It becomes more painful the more parameters the parent has- parameters which the dataclass may not even care about. It not only makes the class definition long, it adds so these additional parameters to the init signature, which is icky for introspection and discoverability. Lots of "What the heck is this parameter doing here?" head scratching for future me (because I forget everything).

I think that’s backward. The signature is there for the user of the dataclass, not the implementer. And the user had better care about that x argument, because it’s a mandatory parameter of the X class, so if they don’t pass one, they’re going to get an exception from inside some class they never heard of. So having x show up in the signature would be helpful for introspection and discovery, not harmful. It makes your users ask “What the heck is the x parameter doing here?” but that’s a question that they’d better have an answer to or they can’t construct a Y instance. (And notice that the X doesn’t take or pass along *args, so if the Y claims to take *args as well as **kwargs, that’s even more misleading, because passing any extra positional args to the constructor will also raise.) And that’s as true for tools as for human readers—an IDE auto-completing the parameters of Y(…) should be prompting you for an x; a static analyzer should be catching that you forgot to pass as x; etc.

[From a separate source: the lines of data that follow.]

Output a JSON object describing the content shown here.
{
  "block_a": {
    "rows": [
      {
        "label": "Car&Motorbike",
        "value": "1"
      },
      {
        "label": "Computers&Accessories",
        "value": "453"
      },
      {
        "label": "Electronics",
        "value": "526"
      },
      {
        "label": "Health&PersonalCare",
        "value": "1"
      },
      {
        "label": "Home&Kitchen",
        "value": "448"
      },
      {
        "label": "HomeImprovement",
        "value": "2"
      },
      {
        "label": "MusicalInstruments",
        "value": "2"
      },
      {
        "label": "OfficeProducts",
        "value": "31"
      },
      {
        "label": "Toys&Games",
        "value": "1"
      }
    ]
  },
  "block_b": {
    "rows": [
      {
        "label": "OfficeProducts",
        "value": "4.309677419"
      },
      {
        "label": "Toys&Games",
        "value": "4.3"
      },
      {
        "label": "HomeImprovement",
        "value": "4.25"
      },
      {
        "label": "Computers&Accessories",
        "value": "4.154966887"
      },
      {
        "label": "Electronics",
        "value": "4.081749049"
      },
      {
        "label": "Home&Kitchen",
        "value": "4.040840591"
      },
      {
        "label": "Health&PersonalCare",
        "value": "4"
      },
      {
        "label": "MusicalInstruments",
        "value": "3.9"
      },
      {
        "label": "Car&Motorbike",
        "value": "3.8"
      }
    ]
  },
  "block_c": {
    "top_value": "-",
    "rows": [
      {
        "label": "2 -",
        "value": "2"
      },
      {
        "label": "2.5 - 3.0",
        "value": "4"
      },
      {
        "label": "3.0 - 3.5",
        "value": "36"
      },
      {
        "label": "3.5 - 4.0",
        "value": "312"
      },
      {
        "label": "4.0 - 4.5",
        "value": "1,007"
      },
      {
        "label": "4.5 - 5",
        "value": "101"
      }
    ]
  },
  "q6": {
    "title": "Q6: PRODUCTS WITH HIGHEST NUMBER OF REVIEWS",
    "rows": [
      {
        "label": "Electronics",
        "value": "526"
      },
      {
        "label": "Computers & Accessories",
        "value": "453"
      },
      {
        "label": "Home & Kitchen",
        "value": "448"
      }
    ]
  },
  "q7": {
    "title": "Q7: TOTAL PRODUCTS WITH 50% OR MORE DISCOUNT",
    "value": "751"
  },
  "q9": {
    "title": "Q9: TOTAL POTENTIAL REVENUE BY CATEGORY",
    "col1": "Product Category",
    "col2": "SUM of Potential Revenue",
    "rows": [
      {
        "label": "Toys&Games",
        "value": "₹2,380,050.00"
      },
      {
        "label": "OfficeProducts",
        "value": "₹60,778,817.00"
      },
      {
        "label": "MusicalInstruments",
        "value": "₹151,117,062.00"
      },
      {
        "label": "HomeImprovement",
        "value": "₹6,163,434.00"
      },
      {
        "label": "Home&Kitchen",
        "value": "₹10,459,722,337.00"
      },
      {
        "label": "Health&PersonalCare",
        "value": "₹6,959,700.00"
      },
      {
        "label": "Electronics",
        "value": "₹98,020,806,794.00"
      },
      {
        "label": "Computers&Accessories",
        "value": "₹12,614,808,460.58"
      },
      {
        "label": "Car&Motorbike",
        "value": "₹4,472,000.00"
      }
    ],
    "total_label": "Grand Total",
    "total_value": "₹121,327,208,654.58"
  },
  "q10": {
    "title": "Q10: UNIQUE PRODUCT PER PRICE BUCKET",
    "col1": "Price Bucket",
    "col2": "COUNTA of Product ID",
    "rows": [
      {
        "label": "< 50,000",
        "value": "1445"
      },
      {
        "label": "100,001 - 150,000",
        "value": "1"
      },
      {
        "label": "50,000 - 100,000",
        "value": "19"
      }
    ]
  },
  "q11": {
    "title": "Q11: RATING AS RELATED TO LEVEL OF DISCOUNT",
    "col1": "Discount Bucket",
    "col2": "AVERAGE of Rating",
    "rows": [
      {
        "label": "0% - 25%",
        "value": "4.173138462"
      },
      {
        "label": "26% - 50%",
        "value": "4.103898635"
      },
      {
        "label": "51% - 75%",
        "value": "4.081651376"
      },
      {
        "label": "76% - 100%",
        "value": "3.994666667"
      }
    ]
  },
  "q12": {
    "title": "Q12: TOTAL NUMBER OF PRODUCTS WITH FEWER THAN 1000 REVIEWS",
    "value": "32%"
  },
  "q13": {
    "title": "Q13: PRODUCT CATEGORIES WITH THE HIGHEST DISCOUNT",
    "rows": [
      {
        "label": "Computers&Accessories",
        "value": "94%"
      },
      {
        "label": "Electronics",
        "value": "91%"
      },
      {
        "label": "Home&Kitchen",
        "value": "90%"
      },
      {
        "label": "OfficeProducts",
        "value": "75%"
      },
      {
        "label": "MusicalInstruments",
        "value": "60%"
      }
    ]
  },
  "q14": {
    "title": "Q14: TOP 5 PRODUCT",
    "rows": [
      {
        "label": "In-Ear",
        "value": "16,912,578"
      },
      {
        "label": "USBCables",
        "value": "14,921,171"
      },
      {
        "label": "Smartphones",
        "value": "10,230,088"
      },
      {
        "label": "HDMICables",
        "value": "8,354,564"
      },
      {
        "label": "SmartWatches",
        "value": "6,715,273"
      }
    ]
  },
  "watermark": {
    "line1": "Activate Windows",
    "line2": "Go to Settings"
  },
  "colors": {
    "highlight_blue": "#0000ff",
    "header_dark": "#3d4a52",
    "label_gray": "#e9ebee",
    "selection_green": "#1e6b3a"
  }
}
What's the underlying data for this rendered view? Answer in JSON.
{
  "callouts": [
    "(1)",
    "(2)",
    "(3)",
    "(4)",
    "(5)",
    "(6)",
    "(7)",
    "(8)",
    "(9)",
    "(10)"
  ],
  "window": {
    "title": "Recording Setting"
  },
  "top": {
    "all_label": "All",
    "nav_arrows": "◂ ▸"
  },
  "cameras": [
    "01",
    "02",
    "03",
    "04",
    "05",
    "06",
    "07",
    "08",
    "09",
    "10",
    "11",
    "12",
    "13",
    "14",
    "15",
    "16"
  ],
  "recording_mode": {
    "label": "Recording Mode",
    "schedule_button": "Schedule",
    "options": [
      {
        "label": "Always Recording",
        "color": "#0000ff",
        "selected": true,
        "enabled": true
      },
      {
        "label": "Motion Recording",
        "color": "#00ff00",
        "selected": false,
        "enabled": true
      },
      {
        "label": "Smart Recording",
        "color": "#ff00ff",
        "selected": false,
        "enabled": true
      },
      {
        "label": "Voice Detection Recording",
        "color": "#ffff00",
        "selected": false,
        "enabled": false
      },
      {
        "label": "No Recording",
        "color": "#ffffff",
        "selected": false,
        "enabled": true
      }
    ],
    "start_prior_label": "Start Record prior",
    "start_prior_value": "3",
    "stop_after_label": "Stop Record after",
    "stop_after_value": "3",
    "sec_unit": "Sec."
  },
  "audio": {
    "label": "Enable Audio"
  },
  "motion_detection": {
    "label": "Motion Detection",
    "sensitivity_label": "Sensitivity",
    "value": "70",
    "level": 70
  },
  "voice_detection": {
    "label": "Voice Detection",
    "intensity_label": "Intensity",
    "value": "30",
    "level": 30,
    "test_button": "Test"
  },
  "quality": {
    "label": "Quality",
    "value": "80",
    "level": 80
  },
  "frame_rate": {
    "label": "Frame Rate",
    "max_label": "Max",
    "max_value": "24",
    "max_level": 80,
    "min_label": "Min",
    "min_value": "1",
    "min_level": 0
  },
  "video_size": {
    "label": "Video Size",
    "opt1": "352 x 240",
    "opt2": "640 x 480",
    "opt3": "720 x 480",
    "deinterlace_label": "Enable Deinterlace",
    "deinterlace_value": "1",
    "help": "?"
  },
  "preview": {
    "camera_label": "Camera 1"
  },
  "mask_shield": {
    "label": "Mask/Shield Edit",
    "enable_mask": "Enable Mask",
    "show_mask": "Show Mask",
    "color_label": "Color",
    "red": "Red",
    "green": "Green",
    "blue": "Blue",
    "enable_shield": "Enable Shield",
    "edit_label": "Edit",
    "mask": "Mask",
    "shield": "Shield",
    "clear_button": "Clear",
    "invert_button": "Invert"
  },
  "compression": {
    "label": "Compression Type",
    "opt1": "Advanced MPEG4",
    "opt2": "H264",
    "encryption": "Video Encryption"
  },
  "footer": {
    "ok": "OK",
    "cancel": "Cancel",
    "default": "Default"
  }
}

This is a good critique of what I said! Just want to clarify, though, that I was thinking the entire time of OPTIONAL arguments-- like, for example, of the kind heavily used in pandas. There tons of optional arguments in that library I do not care about, ever. But you are correct about non-optional arguments.